On Sunday, the carrier announced that it would be permanently ditching change fees, effective immediately, on domestic flights for standard economy and business class passengers. Domestic travel is defined as almost everywhere the U.S. flag flies: all 50 states, Puerto Rico, and the U.S. Virgin Islands.

In addition, starting on January 1, 2021, all passengers will be allowed to stand by for free on flights departing on the same day of the flight purchased. Just go on the United app and add your name to the wait list for seats.

MileagePlus Premier members get one better: They can confirm a seat on a different flight on the same day with the same departure and arrival cities as their original ticket, if a seat in the same ticket fare class is available.

Interestingly, there seems to be no cap on the number of times a passenger can change the ticket. Right now, multiple changes will be allowed.

United claims in its press release that no other carrier allows for this level of flexibility, without additional fees, though that's not quite right—Southwest Airlines has never charged change fees.

There are some conditions that we should point out.

First off, as mentioned above, this new perk only covers domestic travel. Those who need to change a ticket internationally will still face a change fee, and likely a hefty one at that.

What's more, Basic Economy passengers, those who buy the cheapest class of seat, will still be stuck with fees if they need to make changes—something that was only temporarily waived during the pandemic. That means that the passengers trying to get the most affordable seats are the passengers who will end up having to pony up if plans change. Ouch.

Still, this is good news for passengers and quite the surprise, simply because change fees were so lucrative. In 2019, United made $625 million just from this one type of fee.

United is claiming the move has to do with a renewed focus on customer satisfaction.

In a video message, CEO Scott Kirby said, "Following previous tough times, airlines made difficult decisions to survive, sometimes at the expense of customer service. United Airlines won't be following that same playbook as we come out of this crisis.
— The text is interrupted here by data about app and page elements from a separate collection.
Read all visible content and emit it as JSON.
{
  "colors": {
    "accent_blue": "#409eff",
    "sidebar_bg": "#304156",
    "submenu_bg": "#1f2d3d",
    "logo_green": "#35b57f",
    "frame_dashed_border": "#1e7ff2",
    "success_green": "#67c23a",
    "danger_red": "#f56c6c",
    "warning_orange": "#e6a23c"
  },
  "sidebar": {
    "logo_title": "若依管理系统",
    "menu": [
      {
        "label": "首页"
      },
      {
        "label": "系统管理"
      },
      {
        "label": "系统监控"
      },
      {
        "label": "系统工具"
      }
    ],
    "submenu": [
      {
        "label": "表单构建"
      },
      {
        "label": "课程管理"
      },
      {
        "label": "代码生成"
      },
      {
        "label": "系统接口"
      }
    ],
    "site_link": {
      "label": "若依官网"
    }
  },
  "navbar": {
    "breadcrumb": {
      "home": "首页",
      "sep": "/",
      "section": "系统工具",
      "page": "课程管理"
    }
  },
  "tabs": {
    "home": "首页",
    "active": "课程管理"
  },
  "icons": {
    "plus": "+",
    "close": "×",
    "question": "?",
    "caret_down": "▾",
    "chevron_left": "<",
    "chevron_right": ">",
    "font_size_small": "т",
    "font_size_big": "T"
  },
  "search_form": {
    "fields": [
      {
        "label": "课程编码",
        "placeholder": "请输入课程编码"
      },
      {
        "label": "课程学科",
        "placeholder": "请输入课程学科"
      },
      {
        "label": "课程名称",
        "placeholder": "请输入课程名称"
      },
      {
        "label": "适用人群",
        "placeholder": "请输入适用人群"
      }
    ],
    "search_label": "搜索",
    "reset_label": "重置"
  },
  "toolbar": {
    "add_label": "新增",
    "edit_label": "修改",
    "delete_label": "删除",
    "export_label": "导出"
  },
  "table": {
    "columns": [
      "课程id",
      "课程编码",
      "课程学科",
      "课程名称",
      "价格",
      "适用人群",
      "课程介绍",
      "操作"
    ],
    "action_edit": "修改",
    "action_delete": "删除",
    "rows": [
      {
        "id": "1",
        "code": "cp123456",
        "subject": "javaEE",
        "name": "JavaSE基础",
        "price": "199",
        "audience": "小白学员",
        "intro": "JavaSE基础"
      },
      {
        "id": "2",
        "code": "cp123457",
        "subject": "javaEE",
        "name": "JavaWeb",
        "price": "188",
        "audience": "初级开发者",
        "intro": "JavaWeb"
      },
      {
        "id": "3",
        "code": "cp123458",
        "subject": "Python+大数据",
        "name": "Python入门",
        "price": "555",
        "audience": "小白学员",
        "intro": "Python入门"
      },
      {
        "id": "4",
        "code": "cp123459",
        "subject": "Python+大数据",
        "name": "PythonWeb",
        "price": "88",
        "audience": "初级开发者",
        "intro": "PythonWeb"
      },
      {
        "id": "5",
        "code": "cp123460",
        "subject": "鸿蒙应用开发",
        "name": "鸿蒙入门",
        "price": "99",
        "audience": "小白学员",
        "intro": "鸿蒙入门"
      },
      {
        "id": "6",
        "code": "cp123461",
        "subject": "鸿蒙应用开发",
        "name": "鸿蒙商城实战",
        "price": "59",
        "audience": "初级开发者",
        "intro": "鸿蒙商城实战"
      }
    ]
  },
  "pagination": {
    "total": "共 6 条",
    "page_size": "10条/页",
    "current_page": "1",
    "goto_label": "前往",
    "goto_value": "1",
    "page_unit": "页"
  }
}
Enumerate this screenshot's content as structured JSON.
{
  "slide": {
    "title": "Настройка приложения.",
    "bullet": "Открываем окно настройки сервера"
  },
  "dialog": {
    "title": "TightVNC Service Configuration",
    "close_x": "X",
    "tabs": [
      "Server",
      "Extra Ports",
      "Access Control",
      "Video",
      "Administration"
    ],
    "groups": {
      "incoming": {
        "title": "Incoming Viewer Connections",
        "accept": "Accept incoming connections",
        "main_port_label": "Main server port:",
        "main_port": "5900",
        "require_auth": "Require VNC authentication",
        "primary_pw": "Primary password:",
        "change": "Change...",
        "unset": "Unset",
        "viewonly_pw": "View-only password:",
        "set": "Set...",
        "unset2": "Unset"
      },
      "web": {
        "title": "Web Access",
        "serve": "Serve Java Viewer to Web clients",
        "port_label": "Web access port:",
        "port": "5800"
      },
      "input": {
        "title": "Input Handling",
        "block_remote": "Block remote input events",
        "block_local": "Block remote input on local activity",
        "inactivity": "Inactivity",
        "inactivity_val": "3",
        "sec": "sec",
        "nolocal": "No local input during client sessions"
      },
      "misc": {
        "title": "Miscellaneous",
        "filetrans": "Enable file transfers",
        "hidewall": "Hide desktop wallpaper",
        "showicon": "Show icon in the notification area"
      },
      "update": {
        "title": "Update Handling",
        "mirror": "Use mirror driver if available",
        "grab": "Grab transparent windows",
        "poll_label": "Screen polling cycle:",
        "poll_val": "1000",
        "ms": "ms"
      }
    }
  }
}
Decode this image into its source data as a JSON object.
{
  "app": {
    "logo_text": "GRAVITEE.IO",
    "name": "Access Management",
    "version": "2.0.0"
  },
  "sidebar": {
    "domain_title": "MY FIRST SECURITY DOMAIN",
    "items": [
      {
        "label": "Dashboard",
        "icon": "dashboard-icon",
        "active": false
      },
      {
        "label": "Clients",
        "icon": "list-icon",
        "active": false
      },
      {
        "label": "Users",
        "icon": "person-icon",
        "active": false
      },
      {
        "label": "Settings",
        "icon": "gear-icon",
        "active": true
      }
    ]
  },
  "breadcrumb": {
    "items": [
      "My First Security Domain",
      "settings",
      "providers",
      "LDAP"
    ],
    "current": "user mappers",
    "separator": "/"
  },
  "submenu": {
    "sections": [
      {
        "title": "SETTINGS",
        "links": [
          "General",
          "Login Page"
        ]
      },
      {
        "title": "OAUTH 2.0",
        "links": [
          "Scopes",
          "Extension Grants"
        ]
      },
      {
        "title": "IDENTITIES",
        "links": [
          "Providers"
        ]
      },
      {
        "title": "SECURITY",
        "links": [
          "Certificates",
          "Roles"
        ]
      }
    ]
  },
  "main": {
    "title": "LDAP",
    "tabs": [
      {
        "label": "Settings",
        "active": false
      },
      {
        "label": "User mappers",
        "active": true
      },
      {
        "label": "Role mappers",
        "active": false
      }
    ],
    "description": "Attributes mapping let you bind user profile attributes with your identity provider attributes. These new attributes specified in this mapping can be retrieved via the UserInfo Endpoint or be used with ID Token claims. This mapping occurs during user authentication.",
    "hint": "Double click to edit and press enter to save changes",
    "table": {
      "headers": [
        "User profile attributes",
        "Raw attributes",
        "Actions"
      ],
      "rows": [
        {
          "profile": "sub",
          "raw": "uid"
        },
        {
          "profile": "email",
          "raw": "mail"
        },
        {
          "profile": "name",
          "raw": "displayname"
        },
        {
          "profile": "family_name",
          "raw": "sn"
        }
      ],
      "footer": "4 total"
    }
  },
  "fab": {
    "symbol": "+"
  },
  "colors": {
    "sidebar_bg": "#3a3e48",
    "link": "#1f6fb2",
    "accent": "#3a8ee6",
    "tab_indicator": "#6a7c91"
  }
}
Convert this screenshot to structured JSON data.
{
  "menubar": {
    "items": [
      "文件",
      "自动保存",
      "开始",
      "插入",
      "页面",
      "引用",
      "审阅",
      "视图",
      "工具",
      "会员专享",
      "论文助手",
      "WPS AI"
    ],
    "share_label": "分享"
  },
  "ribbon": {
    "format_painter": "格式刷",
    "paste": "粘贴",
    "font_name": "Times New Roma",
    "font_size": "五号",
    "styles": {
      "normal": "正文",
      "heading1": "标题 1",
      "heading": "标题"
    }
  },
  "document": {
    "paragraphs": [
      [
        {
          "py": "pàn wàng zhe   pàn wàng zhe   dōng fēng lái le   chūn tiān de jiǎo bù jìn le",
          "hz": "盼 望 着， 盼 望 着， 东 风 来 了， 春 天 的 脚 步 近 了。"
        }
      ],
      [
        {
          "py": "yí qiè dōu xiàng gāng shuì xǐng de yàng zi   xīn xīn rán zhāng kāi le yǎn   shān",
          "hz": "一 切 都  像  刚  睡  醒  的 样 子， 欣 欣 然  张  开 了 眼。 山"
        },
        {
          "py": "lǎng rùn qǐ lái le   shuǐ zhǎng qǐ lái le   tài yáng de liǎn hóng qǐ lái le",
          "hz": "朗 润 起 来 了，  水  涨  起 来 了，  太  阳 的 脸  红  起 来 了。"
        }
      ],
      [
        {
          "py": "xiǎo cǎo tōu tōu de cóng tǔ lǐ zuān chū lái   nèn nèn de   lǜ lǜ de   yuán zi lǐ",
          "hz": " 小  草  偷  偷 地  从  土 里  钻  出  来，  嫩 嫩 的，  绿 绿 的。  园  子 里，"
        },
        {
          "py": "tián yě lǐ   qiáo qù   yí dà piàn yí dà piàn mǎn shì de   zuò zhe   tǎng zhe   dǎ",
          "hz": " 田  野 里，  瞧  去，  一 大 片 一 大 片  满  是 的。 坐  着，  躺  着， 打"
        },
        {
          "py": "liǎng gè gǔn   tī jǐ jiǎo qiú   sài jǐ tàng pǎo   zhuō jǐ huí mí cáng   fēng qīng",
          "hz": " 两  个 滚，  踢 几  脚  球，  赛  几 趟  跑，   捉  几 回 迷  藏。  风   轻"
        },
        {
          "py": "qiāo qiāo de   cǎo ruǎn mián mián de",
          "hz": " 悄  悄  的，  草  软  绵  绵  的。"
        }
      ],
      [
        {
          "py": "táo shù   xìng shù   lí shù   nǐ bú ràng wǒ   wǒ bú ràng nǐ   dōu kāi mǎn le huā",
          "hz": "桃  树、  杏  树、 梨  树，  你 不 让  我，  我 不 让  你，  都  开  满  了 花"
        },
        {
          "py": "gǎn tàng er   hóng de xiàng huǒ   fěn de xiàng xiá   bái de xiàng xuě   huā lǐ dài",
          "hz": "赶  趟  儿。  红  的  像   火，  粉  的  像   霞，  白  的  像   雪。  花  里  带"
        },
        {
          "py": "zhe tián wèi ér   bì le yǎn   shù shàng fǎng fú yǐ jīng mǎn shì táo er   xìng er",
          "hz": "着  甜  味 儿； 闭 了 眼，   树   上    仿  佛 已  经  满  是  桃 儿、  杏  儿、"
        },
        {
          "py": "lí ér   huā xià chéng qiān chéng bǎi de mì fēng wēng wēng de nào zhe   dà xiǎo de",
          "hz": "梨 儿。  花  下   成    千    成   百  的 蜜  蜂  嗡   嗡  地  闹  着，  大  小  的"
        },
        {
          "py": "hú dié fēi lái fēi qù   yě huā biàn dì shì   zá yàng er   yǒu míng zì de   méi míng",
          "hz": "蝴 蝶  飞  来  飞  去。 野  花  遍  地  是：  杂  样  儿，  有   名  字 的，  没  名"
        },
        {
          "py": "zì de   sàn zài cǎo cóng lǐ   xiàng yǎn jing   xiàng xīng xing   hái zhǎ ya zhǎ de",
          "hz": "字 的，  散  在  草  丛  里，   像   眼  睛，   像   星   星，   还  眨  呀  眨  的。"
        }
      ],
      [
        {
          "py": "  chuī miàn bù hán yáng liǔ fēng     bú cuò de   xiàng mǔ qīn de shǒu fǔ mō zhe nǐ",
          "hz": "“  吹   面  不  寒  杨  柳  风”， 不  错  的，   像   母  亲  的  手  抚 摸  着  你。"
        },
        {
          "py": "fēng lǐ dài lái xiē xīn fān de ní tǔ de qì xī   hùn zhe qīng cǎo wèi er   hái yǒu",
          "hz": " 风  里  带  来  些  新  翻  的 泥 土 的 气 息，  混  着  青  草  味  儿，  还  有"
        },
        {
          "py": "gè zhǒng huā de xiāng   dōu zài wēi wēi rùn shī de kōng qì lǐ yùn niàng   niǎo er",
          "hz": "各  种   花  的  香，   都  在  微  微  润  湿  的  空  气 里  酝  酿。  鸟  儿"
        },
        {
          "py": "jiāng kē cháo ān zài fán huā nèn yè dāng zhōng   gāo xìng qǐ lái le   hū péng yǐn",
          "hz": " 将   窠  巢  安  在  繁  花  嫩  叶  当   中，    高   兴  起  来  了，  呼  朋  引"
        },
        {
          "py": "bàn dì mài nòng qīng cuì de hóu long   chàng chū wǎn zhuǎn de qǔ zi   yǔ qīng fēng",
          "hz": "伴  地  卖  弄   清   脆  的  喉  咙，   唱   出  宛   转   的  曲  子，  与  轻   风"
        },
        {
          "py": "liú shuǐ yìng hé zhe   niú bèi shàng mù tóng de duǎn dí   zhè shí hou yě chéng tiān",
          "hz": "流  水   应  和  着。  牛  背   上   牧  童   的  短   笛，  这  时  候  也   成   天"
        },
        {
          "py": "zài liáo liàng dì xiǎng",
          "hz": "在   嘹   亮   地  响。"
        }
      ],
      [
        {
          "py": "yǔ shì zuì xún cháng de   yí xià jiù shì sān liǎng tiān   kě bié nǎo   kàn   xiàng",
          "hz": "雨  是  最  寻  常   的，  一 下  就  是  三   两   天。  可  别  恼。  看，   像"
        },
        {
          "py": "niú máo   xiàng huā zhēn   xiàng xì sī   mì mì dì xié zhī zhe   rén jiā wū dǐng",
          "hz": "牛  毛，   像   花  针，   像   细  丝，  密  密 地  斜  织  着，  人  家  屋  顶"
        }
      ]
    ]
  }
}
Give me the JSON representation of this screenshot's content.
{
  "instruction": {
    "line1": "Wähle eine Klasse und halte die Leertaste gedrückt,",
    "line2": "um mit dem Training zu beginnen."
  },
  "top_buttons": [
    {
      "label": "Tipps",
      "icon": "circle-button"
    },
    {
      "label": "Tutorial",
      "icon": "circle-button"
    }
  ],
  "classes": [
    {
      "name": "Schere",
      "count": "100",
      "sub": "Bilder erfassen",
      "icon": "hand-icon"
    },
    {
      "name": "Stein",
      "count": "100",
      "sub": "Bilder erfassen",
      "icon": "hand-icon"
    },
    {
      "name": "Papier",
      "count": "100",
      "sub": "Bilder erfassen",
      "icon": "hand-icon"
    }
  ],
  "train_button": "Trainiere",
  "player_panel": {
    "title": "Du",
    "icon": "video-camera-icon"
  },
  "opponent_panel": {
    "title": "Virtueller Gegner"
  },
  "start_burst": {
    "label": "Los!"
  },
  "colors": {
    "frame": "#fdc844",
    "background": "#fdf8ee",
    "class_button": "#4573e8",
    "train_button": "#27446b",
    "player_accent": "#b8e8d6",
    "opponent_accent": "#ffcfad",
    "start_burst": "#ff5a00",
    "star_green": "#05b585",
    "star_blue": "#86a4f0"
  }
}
Instead, we're taking a completely different approach—and looking at new ways to serve our customers better."

OK, United. You have our attention. Is this going to be the first in a number of moves that will lift the carrier from the bottom ranks of consumer approval? We'll have to wait and see.

Update, Sept. 1: American Airlines, Delta Air Lines, and Alaska Airlines have now followed United's lead, permanently dropping their own change fees for all ticket classes except for the equivalent of Basic Economy. Read about that development by clicking here

Update, Sept. 9: United has now eliminated change fees for flights to and from Mexico and the Caribbean. Previously, the policy revision only applied to domestic flights in the United States.